▶ **Work item**
Scan the entries below for the word "icon". Copy each line that has it.

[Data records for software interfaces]
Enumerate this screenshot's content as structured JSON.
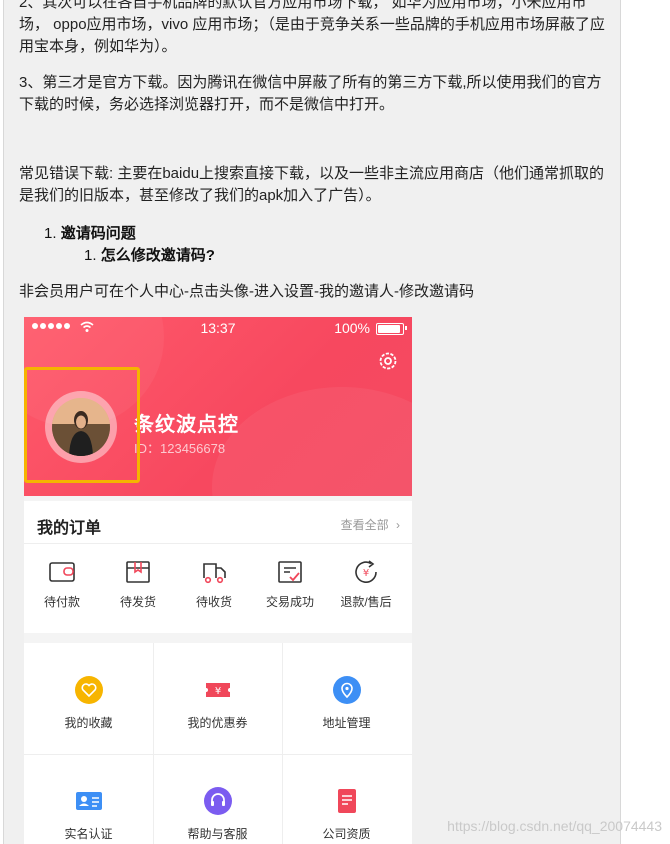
{
  "paragraphs": {
    "p1": "2、其次可以在各自手机品牌的默认官方应用市场下载， 如华为应用市场，小米应用市场， oppo应用市场，vivo 应用市场；（是由于竞争关系一些品牌的手机应用市场屏蔽了应用宝本身，例如华为）。",
    "p2": "3、第三才是官方下载。因为腾讯在微信中屏蔽了所有的第三方下载,所以使用我们的官方下载的时候，务必选择浏览器打开，而不是微信中打开。",
    "p3": "常见错误下载: 主要在baidu上搜索直接下载，以及一些非主流应用商店（他们通常抓取的是我们的旧版本，甚至修改了我们的apk加入了广告）。",
    "p4": "非会员用户可在个人中心-点击头像-进入设置-我的邀请人-修改邀请码"
  },
  "list": {
    "item1_num": "1.",
    "item1": "邀请码问题",
    "item2_num": "1.",
    "item2": "怎么修改邀请码?"
  },
  "phone": {
    "time": "13:37",
    "battery": "100%",
    "nickname": "条纹波点控",
    "uid": "ID：123456678",
    "orders_title": "我的订单",
    "orders_all": "查看全部",
    "orders": [
      {
        "label": "待付款",
        "icon": "wallet-icon"
      },
      {
        "label": "待发货",
        "icon": "package-icon"
      },
      {
        "label": "待收货",
        "icon": "truck-icon"
      },
      {
        "label": "交易成功",
        "icon": "checklist-icon"
      },
      {
        "label": "退款/售后",
        "icon": "refund-icon"
      }
    ],
    "grid": [
      {
        "label": "我的收藏",
        "icon": "heart-icon",
        "color": "#f7b500"
      },
      {
        "label": "我的优惠券",
        "icon": "coupon-icon",
        "color": "#f0475a"
      },
      {
        "label": "地址管理",
        "icon": "location-icon",
        "color": "#3d8ff5"
      },
      {
        "label": "实名认证",
        "icon": "id-card-icon",
        "color": "#3d8ff5"
      },
      {
        "label": "帮助与客服",
        "icon": "headset-icon",
        "color": "#7b5cf0"
      },
      {
        "label": "公司资质",
        "icon": "document-icon",
        "color": "#f0475a"
      }
    ]
  },
  "watermark": "https://blog.csdn.net/qq_20074443",
  "colors": {
    "hero": "#f7485f",
    "highlight": "#f5b400"
  }
}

▶ **Response for this exercise**
        "icon": "wallet-icon"
        "icon": "package-icon"
        "icon": "truck-icon"
        "icon": "checklist-icon"
        "icon": "refund-icon"
        "icon": "heart-icon",
        "icon": "coupon-icon",
        "icon": "location-icon",
        "icon": "id-card-icon",
        "icon": "headset-icon",
        "icon": "document-icon",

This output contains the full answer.